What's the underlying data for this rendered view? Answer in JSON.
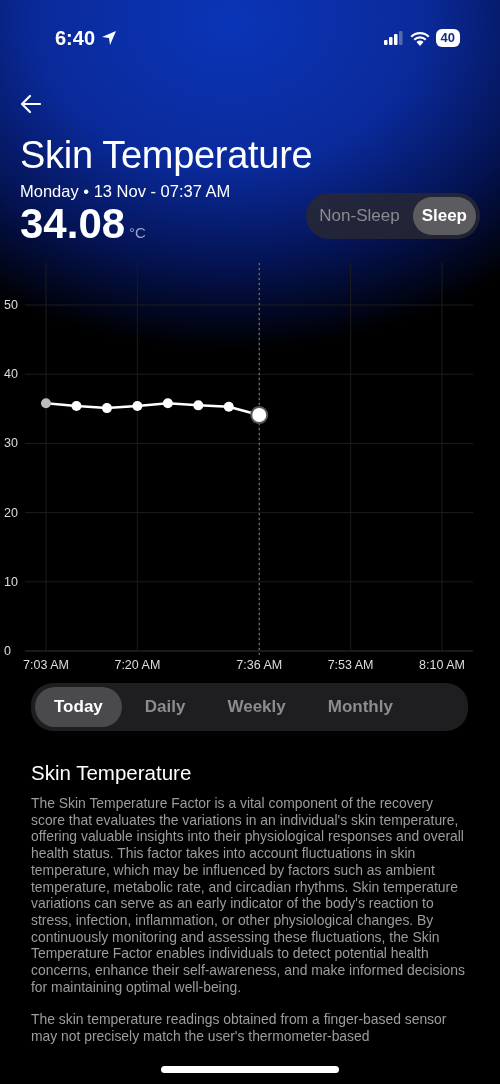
{
  "status_bar": {
    "time": "6:40",
    "battery": "40"
  },
  "header": {
    "title": "Skin Temperature",
    "date": "Monday • 13 Nov - 07:37 AM",
    "value": "34.08",
    "unit": "°C"
  },
  "mode_toggle": [
    {
      "label": "Non-Sleep",
      "selected": false
    },
    {
      "label": "Sleep",
      "selected": true
    }
  ],
  "chart": {
    "chart_data": {
      "type": "line",
      "categories": [
        "7:03 AM",
        null,
        null,
        "7:20 AM",
        null,
        null,
        null,
        "7:36 AM",
        null,
        null,
        "7:53 AM",
        null,
        null,
        "8:10 AM"
      ],
      "grid": true,
      "series": [
        {
          "color": "#ffffff",
          "marker": "circle",
          "values": [
            35.8,
            35.4,
            35.1,
            35.4,
            35.8,
            35.5,
            35.3,
            34.1,
            null,
            null,
            null,
            null,
            null,
            null
          ]
        }
      ],
      "ylim": [
        0,
        50
      ],
      "yticks": [
        0,
        10,
        20,
        30,
        40,
        50
      ]
    }
  },
  "period_tabs": [
    {
      "label": "Today",
      "selected": true
    },
    {
      "label": "Daily",
      "selected": false
    },
    {
      "label": "Weekly",
      "selected": false
    },
    {
      "label": "Monthly",
      "selected": false
    }
  ],
  "info": {
    "title": "Skin Temperature",
    "paragraphs": [
      "The Skin Temperature Factor is a vital component of the recovery score that evaluates the variations in an individual's skin temperature, offering valuable insights into their physiological responses and overall health status. This factor takes into account fluctuations in skin temperature, which may be influenced by factors such as ambient temperature, metabolic rate, and circadian rhythms. Skin temperature variations can serve as an early indicator of the body's reaction to stress, infection, inflammation, or other physiological changes. By continuously monitoring and assessing these fluctuations, the Skin Temperature Factor enables individuals to detect potential health concerns, enhance their self-awareness, and make informed decisions for maintaining optimal well-being.",
      "The skin temperature readings obtained from a finger-based sensor may not precisely match the user's thermometer-based"
    ]
  }
}
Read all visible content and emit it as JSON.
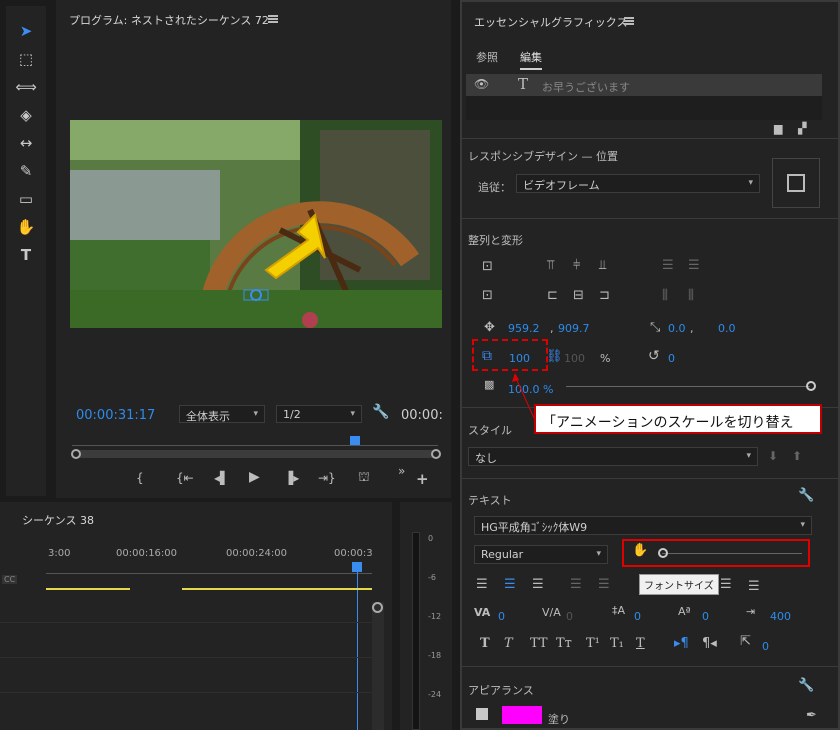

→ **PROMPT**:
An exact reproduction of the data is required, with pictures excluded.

→ **SOLUTION BELOW**:
What's the underlying data for this rendered view? Answer in JSON.
{
  "status_bar": {
    "time": "6:40",
    "battery": "40"
  },
  "header": {
    "title": "Skin Temperature",
    "date": "Monday • 13 Nov - 07:37 AM",
    "value": "34.08",
    "unit": "°C"
  },
  "mode_toggle": [
    {
      "label": "Non-Sleep",
      "selected": false
    },
    {
      "label": "Sleep",
      "selected": true
    }
  ],
  "chart": {
    "chart_data": {
      "type": "line",
      "categories": [
        "7:03 AM",
        null,
        null,
        "7:20 AM",
        null,
        null,
        null,
        "7:36 AM",
        null,
        null,
        "7:53 AM",
        null,
        null,
        "8:10 AM"
      ],
      "grid": true,
      "series": [
        {
          "color": "#ffffff",
          "marker": "circle",
          "values": [
            35.8,
            35.4,
            35.1,
            35.4,
            35.8,
            35.5,
            35.3,
            34.1,
            null,
            null,
            null,
            null,
            null,
            null
          ]
        }
      ],
      "ylim": [
        0,
        50
      ],
      "yticks": [
        0,
        10,
        20,
        30,
        40,
        50
      ]
    }
  },
  "period_tabs": [
    {
      "label": "Today",
      "selected": true
    },
    {
      "label": "Daily",
      "selected": false
    },
    {
      "label": "Weekly",
      "selected": false
    },
    {
      "label": "Monthly",
      "selected": false
    }
  ],
  "info": {
    "title": "Skin Temperature",
    "paragraphs": [
      "The Skin Temperature Factor is a vital component of the recovery score that evaluates the variations in an individual's skin temperature, offering valuable insights into their physiological responses and overall health status. This factor takes into account fluctuations in skin temperature, which may be influenced by factors such as ambient temperature, metabolic rate, and circadian rhythms. Skin temperature variations can serve as an early indicator of the body's reaction to stress, infection, inflammation, or other physiological changes. By continuously monitoring and assessing these fluctuations, the Skin Temperature Factor enables individuals to detect potential health concerns, enhance their self-awareness, and make informed decisions for maintaining optimal well-being.",
      "The skin temperature readings obtained from a finger-based sensor may not precisely match the user's thermometer-based"
    ]
  }
}
Read all visible content and emit it as JSON.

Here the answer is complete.